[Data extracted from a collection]
******

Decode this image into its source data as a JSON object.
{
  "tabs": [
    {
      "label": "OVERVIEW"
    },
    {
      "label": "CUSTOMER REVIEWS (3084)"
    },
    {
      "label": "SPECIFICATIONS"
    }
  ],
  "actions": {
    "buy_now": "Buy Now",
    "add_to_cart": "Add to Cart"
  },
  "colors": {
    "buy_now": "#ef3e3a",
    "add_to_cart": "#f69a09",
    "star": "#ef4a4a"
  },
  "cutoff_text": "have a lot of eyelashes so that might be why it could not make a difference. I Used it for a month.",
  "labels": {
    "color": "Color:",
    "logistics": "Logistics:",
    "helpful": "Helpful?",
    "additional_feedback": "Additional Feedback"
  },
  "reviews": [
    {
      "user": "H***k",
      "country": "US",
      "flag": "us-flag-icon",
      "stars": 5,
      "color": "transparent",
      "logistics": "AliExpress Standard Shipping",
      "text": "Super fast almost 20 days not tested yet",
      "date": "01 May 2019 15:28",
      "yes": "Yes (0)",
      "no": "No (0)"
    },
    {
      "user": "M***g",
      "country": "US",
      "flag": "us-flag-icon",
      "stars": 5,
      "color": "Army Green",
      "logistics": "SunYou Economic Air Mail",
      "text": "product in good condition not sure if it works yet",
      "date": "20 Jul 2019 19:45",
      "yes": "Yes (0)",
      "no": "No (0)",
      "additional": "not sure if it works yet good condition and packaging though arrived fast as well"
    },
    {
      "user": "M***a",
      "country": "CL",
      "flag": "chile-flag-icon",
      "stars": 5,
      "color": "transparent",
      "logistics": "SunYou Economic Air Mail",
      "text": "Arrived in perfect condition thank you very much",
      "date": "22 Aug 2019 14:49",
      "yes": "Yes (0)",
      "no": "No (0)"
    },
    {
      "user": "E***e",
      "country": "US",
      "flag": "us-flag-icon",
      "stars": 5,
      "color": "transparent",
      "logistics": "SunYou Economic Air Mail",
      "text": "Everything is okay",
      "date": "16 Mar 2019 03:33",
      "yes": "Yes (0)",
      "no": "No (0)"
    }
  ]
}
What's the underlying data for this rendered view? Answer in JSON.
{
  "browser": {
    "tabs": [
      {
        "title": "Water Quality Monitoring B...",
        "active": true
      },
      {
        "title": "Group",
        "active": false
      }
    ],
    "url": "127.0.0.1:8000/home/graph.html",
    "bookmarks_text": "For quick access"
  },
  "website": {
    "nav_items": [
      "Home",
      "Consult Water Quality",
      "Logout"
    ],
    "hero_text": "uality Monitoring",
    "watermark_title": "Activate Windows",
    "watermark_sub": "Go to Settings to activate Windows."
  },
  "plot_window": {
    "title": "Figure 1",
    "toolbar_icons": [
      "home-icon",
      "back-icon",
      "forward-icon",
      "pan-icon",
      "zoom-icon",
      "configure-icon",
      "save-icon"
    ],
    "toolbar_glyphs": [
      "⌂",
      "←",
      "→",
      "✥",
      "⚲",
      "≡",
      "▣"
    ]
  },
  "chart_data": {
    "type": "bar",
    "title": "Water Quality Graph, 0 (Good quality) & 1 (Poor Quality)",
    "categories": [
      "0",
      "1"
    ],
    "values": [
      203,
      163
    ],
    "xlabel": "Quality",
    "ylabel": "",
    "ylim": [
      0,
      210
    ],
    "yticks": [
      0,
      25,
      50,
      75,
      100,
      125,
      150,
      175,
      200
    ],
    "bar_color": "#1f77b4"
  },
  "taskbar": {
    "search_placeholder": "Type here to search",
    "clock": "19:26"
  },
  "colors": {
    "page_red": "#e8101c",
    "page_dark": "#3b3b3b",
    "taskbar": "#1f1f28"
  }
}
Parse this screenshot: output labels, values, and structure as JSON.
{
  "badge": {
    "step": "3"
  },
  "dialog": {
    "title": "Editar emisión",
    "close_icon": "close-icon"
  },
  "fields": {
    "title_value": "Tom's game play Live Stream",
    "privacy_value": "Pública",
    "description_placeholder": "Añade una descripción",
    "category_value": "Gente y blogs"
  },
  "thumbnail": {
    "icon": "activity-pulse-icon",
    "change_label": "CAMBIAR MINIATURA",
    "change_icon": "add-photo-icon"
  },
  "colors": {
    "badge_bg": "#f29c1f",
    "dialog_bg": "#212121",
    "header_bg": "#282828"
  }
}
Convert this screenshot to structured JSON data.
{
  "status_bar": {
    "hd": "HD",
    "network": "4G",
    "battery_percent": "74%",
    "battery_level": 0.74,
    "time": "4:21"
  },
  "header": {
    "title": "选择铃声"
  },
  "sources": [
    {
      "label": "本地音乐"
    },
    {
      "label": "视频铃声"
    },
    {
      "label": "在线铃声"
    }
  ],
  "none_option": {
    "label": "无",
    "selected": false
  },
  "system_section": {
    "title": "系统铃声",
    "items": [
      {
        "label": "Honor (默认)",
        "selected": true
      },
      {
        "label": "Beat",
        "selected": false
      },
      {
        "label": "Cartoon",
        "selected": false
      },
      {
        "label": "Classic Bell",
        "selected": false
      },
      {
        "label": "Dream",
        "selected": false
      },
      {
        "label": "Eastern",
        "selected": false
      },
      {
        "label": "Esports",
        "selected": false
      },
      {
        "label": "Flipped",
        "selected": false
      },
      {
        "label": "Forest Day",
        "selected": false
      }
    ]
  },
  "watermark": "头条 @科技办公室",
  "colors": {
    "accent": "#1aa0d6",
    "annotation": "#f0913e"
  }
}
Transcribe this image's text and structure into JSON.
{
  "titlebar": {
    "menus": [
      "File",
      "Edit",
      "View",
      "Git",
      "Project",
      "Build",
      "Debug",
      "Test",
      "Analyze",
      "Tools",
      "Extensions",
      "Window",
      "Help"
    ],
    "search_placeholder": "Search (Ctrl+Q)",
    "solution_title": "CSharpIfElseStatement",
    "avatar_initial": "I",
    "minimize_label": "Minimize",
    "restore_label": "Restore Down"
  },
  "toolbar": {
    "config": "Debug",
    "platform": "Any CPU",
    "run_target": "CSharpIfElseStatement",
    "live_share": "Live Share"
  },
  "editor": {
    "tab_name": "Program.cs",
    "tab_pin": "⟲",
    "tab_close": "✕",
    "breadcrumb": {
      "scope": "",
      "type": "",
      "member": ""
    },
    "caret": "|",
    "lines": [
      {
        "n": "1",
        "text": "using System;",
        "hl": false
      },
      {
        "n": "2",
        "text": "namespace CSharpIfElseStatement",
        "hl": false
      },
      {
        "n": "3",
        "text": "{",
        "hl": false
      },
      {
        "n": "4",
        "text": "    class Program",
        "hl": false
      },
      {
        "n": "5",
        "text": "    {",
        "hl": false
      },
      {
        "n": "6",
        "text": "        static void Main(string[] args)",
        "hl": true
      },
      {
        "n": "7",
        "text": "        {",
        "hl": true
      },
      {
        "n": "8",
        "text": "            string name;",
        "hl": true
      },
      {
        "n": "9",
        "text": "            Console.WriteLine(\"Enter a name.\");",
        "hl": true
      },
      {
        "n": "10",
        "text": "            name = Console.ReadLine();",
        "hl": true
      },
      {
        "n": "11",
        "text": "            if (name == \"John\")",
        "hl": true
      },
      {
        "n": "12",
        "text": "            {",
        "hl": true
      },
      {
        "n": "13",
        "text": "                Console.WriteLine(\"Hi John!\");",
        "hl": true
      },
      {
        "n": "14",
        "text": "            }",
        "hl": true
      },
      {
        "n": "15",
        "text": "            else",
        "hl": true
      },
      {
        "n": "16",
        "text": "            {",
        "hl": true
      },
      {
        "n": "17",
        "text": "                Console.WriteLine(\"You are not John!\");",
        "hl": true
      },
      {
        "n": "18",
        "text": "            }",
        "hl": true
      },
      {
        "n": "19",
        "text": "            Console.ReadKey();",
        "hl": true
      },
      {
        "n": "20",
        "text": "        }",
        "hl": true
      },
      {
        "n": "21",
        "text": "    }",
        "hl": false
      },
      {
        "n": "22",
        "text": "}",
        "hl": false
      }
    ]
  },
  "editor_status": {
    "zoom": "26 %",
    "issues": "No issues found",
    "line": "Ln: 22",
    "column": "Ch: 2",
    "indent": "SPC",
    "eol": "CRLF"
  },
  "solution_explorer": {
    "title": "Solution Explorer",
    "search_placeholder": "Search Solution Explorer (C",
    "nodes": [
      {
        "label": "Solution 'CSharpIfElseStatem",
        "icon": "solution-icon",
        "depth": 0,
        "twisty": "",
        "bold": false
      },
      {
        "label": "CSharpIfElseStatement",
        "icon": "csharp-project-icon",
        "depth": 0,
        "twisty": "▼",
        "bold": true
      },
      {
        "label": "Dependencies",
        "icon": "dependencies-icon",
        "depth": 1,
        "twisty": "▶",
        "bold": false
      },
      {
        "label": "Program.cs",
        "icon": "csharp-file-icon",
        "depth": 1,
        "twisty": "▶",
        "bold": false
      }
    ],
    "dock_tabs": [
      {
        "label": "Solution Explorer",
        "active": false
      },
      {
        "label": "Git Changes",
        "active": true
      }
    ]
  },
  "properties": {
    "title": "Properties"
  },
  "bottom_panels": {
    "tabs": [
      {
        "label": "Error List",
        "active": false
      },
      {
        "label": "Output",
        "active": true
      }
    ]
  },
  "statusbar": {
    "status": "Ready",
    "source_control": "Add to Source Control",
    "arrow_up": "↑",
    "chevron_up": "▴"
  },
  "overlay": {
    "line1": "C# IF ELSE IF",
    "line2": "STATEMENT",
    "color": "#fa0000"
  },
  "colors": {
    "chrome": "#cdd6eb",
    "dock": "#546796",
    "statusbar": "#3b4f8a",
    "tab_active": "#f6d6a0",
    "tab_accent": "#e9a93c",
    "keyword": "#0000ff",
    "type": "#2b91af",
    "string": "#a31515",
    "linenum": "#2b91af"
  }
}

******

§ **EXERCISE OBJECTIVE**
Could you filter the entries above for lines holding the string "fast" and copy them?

§ **REPLY TO THE EXERCISE**
      "text": "Super fast almost 20 days not tested yet",
      "additional": "not sure if it works yet good condition and packaging though arrived fast as well"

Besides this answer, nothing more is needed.